Repeat the full listing exactly.

<<<<

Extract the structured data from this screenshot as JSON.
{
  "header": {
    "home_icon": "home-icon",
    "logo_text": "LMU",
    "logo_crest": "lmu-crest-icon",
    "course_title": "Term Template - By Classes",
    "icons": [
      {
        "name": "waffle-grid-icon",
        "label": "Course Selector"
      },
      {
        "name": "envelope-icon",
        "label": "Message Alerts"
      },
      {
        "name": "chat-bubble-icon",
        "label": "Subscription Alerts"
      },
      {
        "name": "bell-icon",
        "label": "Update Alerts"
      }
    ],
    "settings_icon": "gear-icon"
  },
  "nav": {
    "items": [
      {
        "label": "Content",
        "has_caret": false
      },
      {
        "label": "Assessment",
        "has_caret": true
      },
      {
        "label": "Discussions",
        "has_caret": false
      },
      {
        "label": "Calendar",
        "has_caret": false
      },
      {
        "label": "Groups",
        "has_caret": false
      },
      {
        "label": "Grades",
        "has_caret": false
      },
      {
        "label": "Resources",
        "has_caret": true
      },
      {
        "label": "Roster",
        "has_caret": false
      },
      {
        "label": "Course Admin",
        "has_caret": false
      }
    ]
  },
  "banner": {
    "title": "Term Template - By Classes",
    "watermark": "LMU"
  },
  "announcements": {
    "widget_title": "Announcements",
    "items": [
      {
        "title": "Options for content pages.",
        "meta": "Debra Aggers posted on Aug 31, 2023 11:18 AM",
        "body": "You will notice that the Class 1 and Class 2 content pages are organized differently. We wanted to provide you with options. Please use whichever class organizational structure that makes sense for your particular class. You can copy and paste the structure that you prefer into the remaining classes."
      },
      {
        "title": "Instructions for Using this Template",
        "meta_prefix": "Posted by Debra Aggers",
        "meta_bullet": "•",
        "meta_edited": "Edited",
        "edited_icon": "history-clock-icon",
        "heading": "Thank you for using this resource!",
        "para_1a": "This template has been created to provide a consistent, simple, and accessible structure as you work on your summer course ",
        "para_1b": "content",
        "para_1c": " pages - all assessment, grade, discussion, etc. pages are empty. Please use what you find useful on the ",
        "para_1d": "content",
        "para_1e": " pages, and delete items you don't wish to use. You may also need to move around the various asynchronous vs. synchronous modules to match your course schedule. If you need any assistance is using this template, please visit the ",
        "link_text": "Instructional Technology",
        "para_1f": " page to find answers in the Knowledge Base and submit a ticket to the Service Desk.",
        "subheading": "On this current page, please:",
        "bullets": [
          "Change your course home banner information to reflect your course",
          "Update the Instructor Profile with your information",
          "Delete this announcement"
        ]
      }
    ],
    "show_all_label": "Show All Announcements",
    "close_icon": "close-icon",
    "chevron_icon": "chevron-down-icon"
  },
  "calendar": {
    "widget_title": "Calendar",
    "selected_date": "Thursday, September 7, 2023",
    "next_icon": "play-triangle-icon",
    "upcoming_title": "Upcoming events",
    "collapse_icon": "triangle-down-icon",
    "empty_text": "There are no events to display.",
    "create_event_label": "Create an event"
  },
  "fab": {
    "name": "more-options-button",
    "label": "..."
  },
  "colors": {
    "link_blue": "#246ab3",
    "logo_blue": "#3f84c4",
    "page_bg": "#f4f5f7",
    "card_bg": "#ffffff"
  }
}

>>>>

§ ANSWER TO THE PROBLEM:
Extract the structured data from this screenshot as JSON.
{
  "header": {
    "home_icon": "home-icon",
    "logo_text": "LMU",
    "logo_crest": "lmu-crest-icon",
    "course_title": "Term Template - By Classes",
    "icons": [
      {
        "name": "waffle-grid-icon",
        "label": "Course Selector"
      },
      {
        "name": "envelope-icon",
        "label": "Message Alerts"
      },
      {
        "name": "chat-bubble-icon",
        "label": "Subscription Alerts"
      },
      {
        "name": "bell-icon",
        "label": "Update Alerts"
      }
    ],
    "settings_icon": "gear-icon"
  },
  "nav": {
    "items": [
      {
        "label": "Content",
        "has_caret": false
      },
      {
        "label": "Assessment",
        "has_caret": true
      },
      {
        "label": "Discussions",
        "has_caret": false
      },
      {
        "label": "Calendar",
        "has_caret": false
      },
      {
        "label": "Groups",
        "has_caret": false
      },
      {
        "label": "Grades",
        "has_caret": false
      },
      {
        "label": "Resources",
        "has_caret": true
      },
      {
        "label": "Roster",
        "has_caret": false
      },
      {
        "label": "Course Admin",
        "has_caret": false
      }
    ]
  },
  "banner": {
    "title": "Term Template - By Classes",
    "watermark": "LMU"
  },
  "announcements": {
    "widget_title": "Announcements",
    "items": [
      {
        "title": "Options for content pages.",
        "meta": "Debra Aggers posted on Aug 31, 2023 11:18 AM",
        "body": "You will notice that the Class 1 and Class 2 content pages are organized differently. We wanted to provide you with options. Please use whichever class organizational structure that makes sense for your particular class. You can copy and paste the structure that you prefer into the remaining classes."
      },
      {
        "title": "Instructions for Using this Template",
        "meta_prefix": "Posted by Debra Aggers",
        "meta_bullet": "•",
        "meta_edited": "Edited",
        "edited_icon": "history-clock-icon",
        "heading": "Thank you for using this resource!",
        "para_1a": "This template has been created to provide a consistent, simple, and accessible structure as you work on your summer course ",
        "para_1b": "content",
        "para_1c": " pages - all assessment, grade, discussion, etc. pages are empty. Please use what you find useful on the ",
        "para_1d": "content",
        "para_1e": " pages, and delete items you don't wish to use. You may also need to move around the various asynchronous vs. synchronous modules to match your course schedule. If you need any assistance is using this template, please visit the ",
        "link_text": "Instructional Technology",
        "para_1f": " page to find answers in the Knowledge Base and submit a ticket to the Service Desk.",
        "subheading": "On this current page, please:",
        "bullets": [
          "Change your course home banner information to reflect your course",
          "Update the Instructor Profile with your information",
          "Delete this announcement"
        ]
      }
    ],
    "show_all_label": "Show All Announcements",
    "close_icon": "close-icon",
    "chevron_icon": "chevron-down-icon"
  },
  "calendar": {
    "widget_title": "Calendar",
    "selected_date": "Thursday, September 7, 2023",
    "next_icon": "play-triangle-icon",
    "upcoming_title": "Upcoming events",
    "collapse_icon": "triangle-down-icon",
    "empty_text": "There are no events to display.",
    "create_event_label": "Create an event"
  },
  "fab": {
    "name": "more-options-button",
    "label": "..."
  },
  "colors": {
    "link_blue": "#246ab3",
    "logo_blue": "#3f84c4",
    "page_bg": "#f4f5f7",
    "card_bg": "#ffffff"
  }
}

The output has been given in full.